== Work to be completed ==
Report every line of the records beneath this task that holds the string "FractalDebug".

== Provided records ==
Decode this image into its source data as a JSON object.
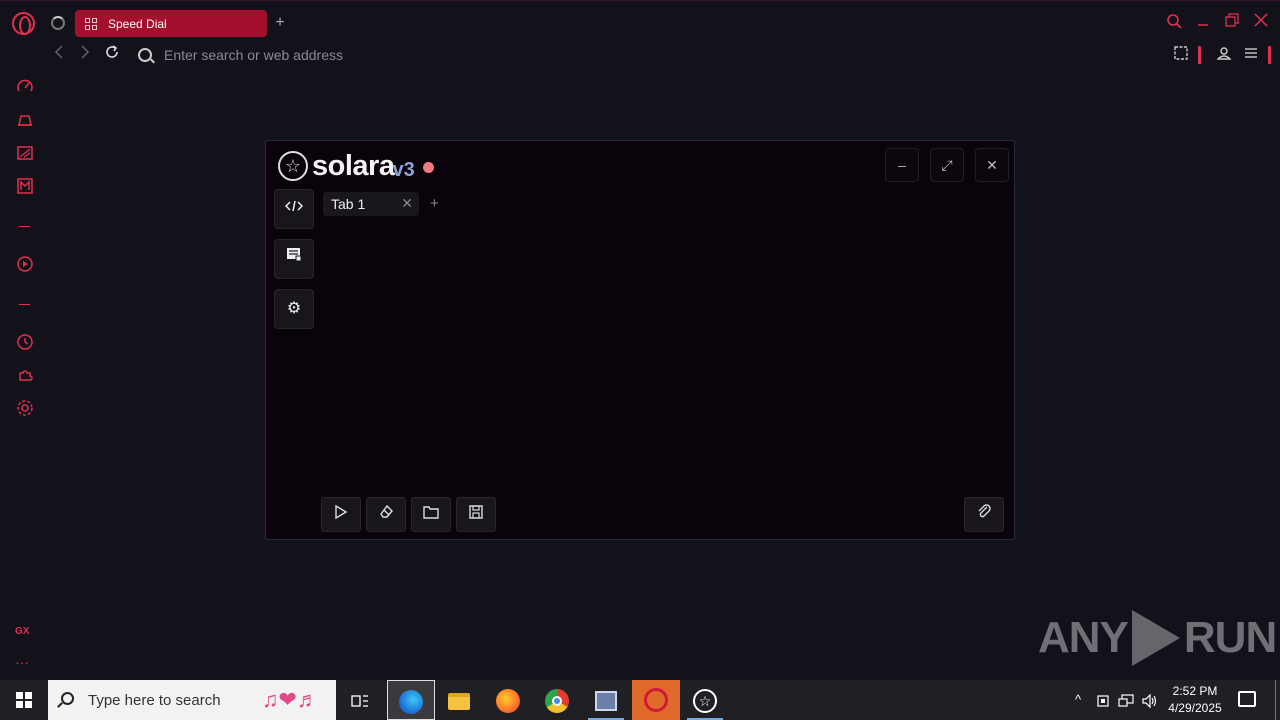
{
  "browser": {
    "tab": {
      "title": "Speed Dial"
    },
    "new_tab": "+",
    "address_placeholder": "Enter search or web address"
  },
  "sidebar": {
    "gx_label": "GX",
    "more": "···"
  },
  "solara": {
    "name": "solara",
    "version": "v3",
    "tabs": [
      {
        "label": "Tab 1"
      }
    ],
    "add_tab": "+",
    "status_color": "#f07a7e"
  },
  "watermark": {
    "left": "ANY",
    "right": "RUN"
  },
  "taskbar": {
    "search_placeholder": "Type here to search",
    "time": "2:52 PM",
    "date": "4/29/2025"
  },
  "colors": {
    "accent": "#e0304f",
    "tab_active": "#a3102e",
    "window_bg": "#0b030b"
  }
}
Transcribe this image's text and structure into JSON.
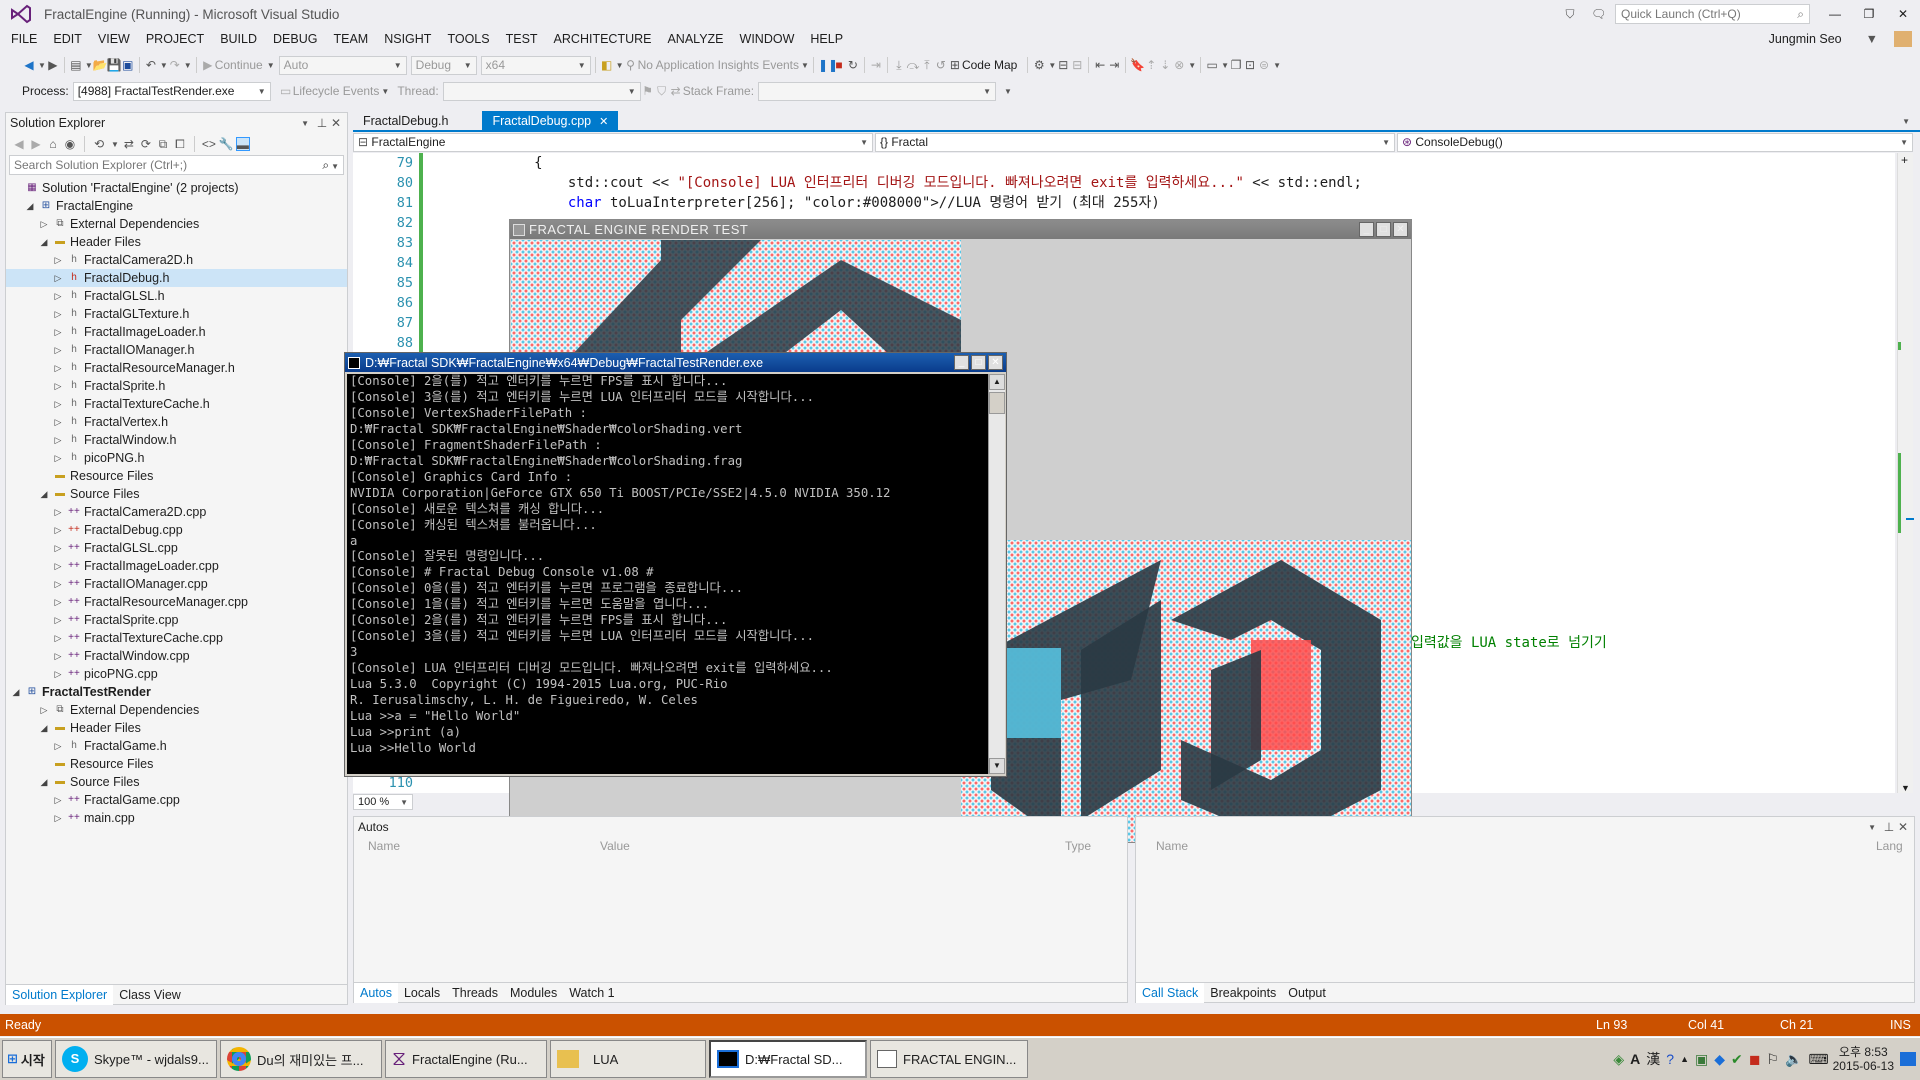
{
  "titlebar": {
    "title": "FractalEngine (Running) - Microsoft Visual Studio",
    "quick_launch": "Quick Launch (Ctrl+Q)",
    "user": "Jungmin Seo"
  },
  "menu": [
    "FILE",
    "EDIT",
    "VIEW",
    "PROJECT",
    "BUILD",
    "DEBUG",
    "TEAM",
    "NSIGHT",
    "TOOLS",
    "TEST",
    "ARCHITECTURE",
    "ANALYZE",
    "WINDOW",
    "HELP"
  ],
  "toolbar": {
    "continue": "Continue",
    "auto": "Auto",
    "config": "Debug",
    "platform": "x64",
    "insights": "No Application Insights Events",
    "code_map": "Code Map"
  },
  "toolbar2": {
    "process_label": "Process:",
    "process_value": "[4988] FractalTestRender.exe",
    "lifecycle": "Lifecycle Events",
    "thread_label": "Thread:",
    "stack_label": "Stack Frame:"
  },
  "solution_explorer": {
    "title": "Solution Explorer",
    "search_placeholder": "Search Solution Explorer (Ctrl+;)",
    "items": [
      {
        "t": "Solution 'FractalEngine' (2 projects)",
        "lvl": 0,
        "tri": "",
        "icon": "solution"
      },
      {
        "t": "FractalEngine",
        "lvl": 1,
        "tri": "◢",
        "icon": "project"
      },
      {
        "t": "External Dependencies",
        "lvl": 2,
        "tri": "▷",
        "icon": "deps"
      },
      {
        "t": "Header Files",
        "lvl": 2,
        "tri": "◢",
        "icon": "folder"
      },
      {
        "t": "FractalCamera2D.h",
        "lvl": 3,
        "tri": "▷",
        "icon": "h"
      },
      {
        "t": "FractalDebug.h",
        "lvl": 3,
        "tri": "▷",
        "icon": "h-edit",
        "sel": true
      },
      {
        "t": "FractalGLSL.h",
        "lvl": 3,
        "tri": "▷",
        "icon": "h"
      },
      {
        "t": "FractalGLTexture.h",
        "lvl": 3,
        "tri": "▷",
        "icon": "h"
      },
      {
        "t": "FractalImageLoader.h",
        "lvl": 3,
        "tri": "▷",
        "icon": "h"
      },
      {
        "t": "FractalIOManager.h",
        "lvl": 3,
        "tri": "▷",
        "icon": "h"
      },
      {
        "t": "FractalResourceManager.h",
        "lvl": 3,
        "tri": "▷",
        "icon": "h"
      },
      {
        "t": "FractalSprite.h",
        "lvl": 3,
        "tri": "▷",
        "icon": "h"
      },
      {
        "t": "FractalTextureCache.h",
        "lvl": 3,
        "tri": "▷",
        "icon": "h"
      },
      {
        "t": "FractalVertex.h",
        "lvl": 3,
        "tri": "▷",
        "icon": "h"
      },
      {
        "t": "FractalWindow.h",
        "lvl": 3,
        "tri": "▷",
        "icon": "h"
      },
      {
        "t": "picoPNG.h",
        "lvl": 3,
        "tri": "▷",
        "icon": "h"
      },
      {
        "t": "Resource Files",
        "lvl": 2,
        "tri": "",
        "icon": "folder"
      },
      {
        "t": "Source Files",
        "lvl": 2,
        "tri": "◢",
        "icon": "folder"
      },
      {
        "t": "FractalCamera2D.cpp",
        "lvl": 3,
        "tri": "▷",
        "icon": "cpp"
      },
      {
        "t": "FractalDebug.cpp",
        "lvl": 3,
        "tri": "▷",
        "icon": "cpp-edit"
      },
      {
        "t": "FractalGLSL.cpp",
        "lvl": 3,
        "tri": "▷",
        "icon": "cpp"
      },
      {
        "t": "FractalImageLoader.cpp",
        "lvl": 3,
        "tri": "▷",
        "icon": "cpp"
      },
      {
        "t": "FractalIOManager.cpp",
        "lvl": 3,
        "tri": "▷",
        "icon": "cpp"
      },
      {
        "t": "FractalResourceManager.cpp",
        "lvl": 3,
        "tri": "▷",
        "icon": "cpp"
      },
      {
        "t": "FractalSprite.cpp",
        "lvl": 3,
        "tri": "▷",
        "icon": "cpp"
      },
      {
        "t": "FractalTextureCache.cpp",
        "lvl": 3,
        "tri": "▷",
        "icon": "cpp"
      },
      {
        "t": "FractalWindow.cpp",
        "lvl": 3,
        "tri": "▷",
        "icon": "cpp"
      },
      {
        "t": "picoPNG.cpp",
        "lvl": 3,
        "tri": "▷",
        "icon": "cpp"
      },
      {
        "t": "FractalTestRender",
        "lvl": 0,
        "tri": "◢",
        "icon": "project",
        "bold": true
      },
      {
        "t": "External Dependencies",
        "lvl": 2,
        "tri": "▷",
        "icon": "deps"
      },
      {
        "t": "Header Files",
        "lvl": 2,
        "tri": "◢",
        "icon": "folder"
      },
      {
        "t": "FractalGame.h",
        "lvl": 3,
        "tri": "▷",
        "icon": "h"
      },
      {
        "t": "Resource Files",
        "lvl": 2,
        "tri": "",
        "icon": "folder"
      },
      {
        "t": "Source Files",
        "lvl": 2,
        "tri": "◢",
        "icon": "folder"
      },
      {
        "t": "FractalGame.cpp",
        "lvl": 3,
        "tri": "▷",
        "icon": "cpp"
      },
      {
        "t": "main.cpp",
        "lvl": 3,
        "tri": "▷",
        "icon": "cpp"
      }
    ],
    "bottom_tabs": [
      "Solution Explorer",
      "Class View"
    ]
  },
  "editor": {
    "tabs": [
      {
        "label": "FractalDebug.h",
        "active": false
      },
      {
        "label": "FractalDebug.cpp",
        "active": true
      }
    ],
    "nav": {
      "project": "FractalEngine",
      "scope": "{} Fractal",
      "member": "ConsoleDebug()"
    },
    "lines": [
      {
        "n": "79",
        "indent": "            ",
        "text": "{"
      },
      {
        "n": "80",
        "indent": "                ",
        "text": "std::cout << \"[Console] LUA 인터프리터 디버깅 모드입니다. 빠져나오려면 exit를 입력하세요...\" << std::endl;"
      },
      {
        "n": "81",
        "indent": "                ",
        "text": "char toLuaInterpreter[256]; //LUA 명령어 받기 (최대 255자)"
      },
      {
        "n": "82",
        "indent": "",
        "text": ""
      },
      {
        "n": "83",
        "indent": "",
        "text": ""
      },
      {
        "n": "84",
        "indent": "",
        "text": ""
      },
      {
        "n": "85",
        "indent": "",
        "text": ""
      },
      {
        "n": "86",
        "indent": "",
        "text": ""
      },
      {
        "n": "87",
        "indent": "",
        "text": ""
      },
      {
        "n": "88",
        "indent": "",
        "text": ""
      }
    ],
    "hidden_line_end": "입력값을 LUA state로 넘기기",
    "last_line_num": "110",
    "zoom": "100 %"
  },
  "render_window": {
    "title": "FRACTAL ENGINE RENDER TEST"
  },
  "console_window": {
    "title": "D:₩Fractal SDK₩FractalEngine₩x64₩Debug₩FractalTestRender.exe",
    "lines": [
      "[Console] 2을(를) 적고 엔터키를 누르면 FPS를 표시 합니다...",
      "[Console] 3을(를) 적고 엔터키를 누르면 LUA 인터프리터 모드를 시작합니다...",
      "[Console] VertexShaderFilePath :",
      "D:₩Fractal SDK₩FractalEngine₩Shader₩colorShading.vert",
      "[Console] FragmentShaderFilePath :",
      "D:₩Fractal SDK₩FractalEngine₩Shader₩colorShading.frag",
      "[Console] Graphics Card Info :",
      "NVIDIA Corporation|GeForce GTX 650 Ti BOOST/PCIe/SSE2|4.5.0 NVIDIA 350.12",
      "[Console] 새로운 텍스쳐를 캐싱 합니다...",
      "[Console] 캐싱된 텍스쳐를 불러옵니다...",
      "a",
      "[Console] 잘못된 명령입니다...",
      "[Console] # Fractal Debug Console v1.08 #",
      "[Console] 0을(를) 적고 엔터키를 누르면 프로그램을 종료합니다...",
      "[Console] 1을(를) 적고 엔터키를 누르면 도움말을 엽니다...",
      "[Console] 2을(를) 적고 엔터키를 누르면 FPS를 표시 합니다...",
      "[Console] 3을(를) 적고 엔터키를 누르면 LUA 인터프리터 모드를 시작합니다...",
      "3",
      "[Console] LUA 인터프리터 디버깅 모드입니다. 빠져나오려면 exit를 입력하세요...",
      "Lua 5.3.0  Copyright (C) 1994-2015 Lua.org, PUC-Rio",
      "R. Ierusalimschy, L. H. de Figueiredo, W. Celes",
      "Lua >>a = \"Hello World\"",
      "Lua >>print (a)",
      "Lua >>Hello World"
    ]
  },
  "autos": {
    "title": "Autos",
    "cols": [
      "Name",
      "Value",
      "Type"
    ],
    "tabs": [
      "Autos",
      "Locals",
      "Threads",
      "Modules",
      "Watch 1"
    ]
  },
  "callstack": {
    "cols": [
      "Name",
      "Lang"
    ],
    "tabs": [
      "Call Stack",
      "Breakpoints",
      "Output"
    ]
  },
  "status": {
    "text": "Ready",
    "ln": "Ln 93",
    "col": "Col 41",
    "ch": "Ch 21",
    "mode": "INS"
  },
  "taskbar": {
    "start": "시작",
    "tasks": [
      "Skype™ - wjdals9...",
      "Du의 재미있는 프...",
      "FractalEngine (Ru...",
      "LUA",
      "D:₩Fractal SD...",
      "FRACTAL ENGIN..."
    ],
    "clock_time": "오후 8:53",
    "clock_date": "2015-06-13",
    "ime": [
      "A",
      "漢"
    ]
  },
  "colors": {
    "status": "#ca5100",
    "accent": "#007acc",
    "keyword": "#0000ff",
    "string": "#a31515",
    "comment": "#008000"
  }
}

== Your solution ==
        "t": "FractalDebug.h",
        "t": "FractalDebug.cpp",
        "label": "FractalDebug.h",
        "label": "FractalDebug.cpp",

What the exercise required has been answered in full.